Nandagopal’s sculptures have been radically transformed through his use of contemporary materials. A similar transformation is discernible in their content. Although reluctant to speak of the “meaning” of his work, Nandagopal has given his sculpture titles that clearly connect them with some of India’s most ancient images, and yet they are markedly different from the products of the ancient artists’ vision. It is in this difference that their quality lies. Each sculpture gives evidence of a remarkable creative synthesis of ancient forms and themes with modern techniques and sensibility, creating a new mythology as well as a new form that enables us to communicate with and related to a culture remote from us.
Nandagopal’s series titled ‘Frontal Narrative Sculptures’ consists of vigorous, iridescent bronze and copper sculptures that effortlessly soar into space with all the energy of a traditional piece of South Indian art. The use of commonplace found objects such as ladles, hooks and cleavers lends an interesting whimsical quality to the works. Several figures have been taken from Hindu mythology and the epics, yet the sculptures are far from being provincial or ethnic, being infused by Nandagopal’s modern innovative style.
This artwork description is an excerpt from Saffron Art’s artist page on S Nandgopal.
As the son of famed artist, K.C.S Paniker, Nandagopal was raised in an inspiring and creative atmosphere.

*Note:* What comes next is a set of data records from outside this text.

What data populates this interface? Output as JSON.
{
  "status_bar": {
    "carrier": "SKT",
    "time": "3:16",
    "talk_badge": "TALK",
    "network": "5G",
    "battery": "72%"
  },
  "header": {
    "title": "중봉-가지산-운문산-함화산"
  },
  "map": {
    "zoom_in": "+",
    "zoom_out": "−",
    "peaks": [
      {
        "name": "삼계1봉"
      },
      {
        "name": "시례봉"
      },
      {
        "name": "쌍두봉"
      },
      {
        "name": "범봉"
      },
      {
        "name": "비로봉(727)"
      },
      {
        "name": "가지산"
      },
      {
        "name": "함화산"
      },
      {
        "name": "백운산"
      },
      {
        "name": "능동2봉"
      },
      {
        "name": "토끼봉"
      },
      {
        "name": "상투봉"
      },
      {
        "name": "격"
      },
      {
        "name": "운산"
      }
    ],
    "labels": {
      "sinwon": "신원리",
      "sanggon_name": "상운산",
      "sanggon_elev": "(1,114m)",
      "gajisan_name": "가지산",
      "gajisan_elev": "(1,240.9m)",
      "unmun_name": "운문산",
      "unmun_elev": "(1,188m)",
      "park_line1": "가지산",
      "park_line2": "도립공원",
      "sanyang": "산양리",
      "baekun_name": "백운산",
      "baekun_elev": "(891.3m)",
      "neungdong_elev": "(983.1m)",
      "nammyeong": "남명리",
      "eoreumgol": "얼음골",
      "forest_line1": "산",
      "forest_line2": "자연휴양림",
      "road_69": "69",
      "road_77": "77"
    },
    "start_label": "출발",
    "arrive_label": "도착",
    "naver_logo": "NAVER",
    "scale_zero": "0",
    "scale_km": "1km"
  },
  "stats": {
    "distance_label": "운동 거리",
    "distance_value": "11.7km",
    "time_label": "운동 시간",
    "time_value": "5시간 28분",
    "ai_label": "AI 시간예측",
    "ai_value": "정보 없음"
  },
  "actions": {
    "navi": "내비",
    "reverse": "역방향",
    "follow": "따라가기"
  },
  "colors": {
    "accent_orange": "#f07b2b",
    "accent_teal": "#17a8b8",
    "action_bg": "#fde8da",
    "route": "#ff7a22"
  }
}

Since the 1970s, Nandagopal has exhibited extensively around the world. From Antwerp to Teheran, Nandagopal’s works have found their way into museums and private collections both in Indian and internationally. 2006 sees Nandagopal exhibiting the largest collection of his works at the Singapore Art Museum.
Nandagopal was educated at Madras University’s Loyola College where he graduated with a degree in physics in 1966. Following that, Nandagopal began his training as an artist at the Madras Government College of Arts and Crafts. Working only with metals, mediums rarely utilized in fine art, Nandagopal’s education has enabled him to combine his artistic creativity with the technical complexity required to create his sculptures.
The artist’s exceptional skill and the mastery of his choice of material are evidenced by his numerous awards. His accolades include the 1968 and 1978 Award of the Madras State Lalit Kala Akademi and the 1978 Gold Medal at the IVth Triennale International in New Delhi. Nandagopal was also awarded the Homi Bhabha Fellowship by the Government of India in 1980. Nandgopal passed away on April 14, 2017.
This artist bio has bee sourced from Artnet .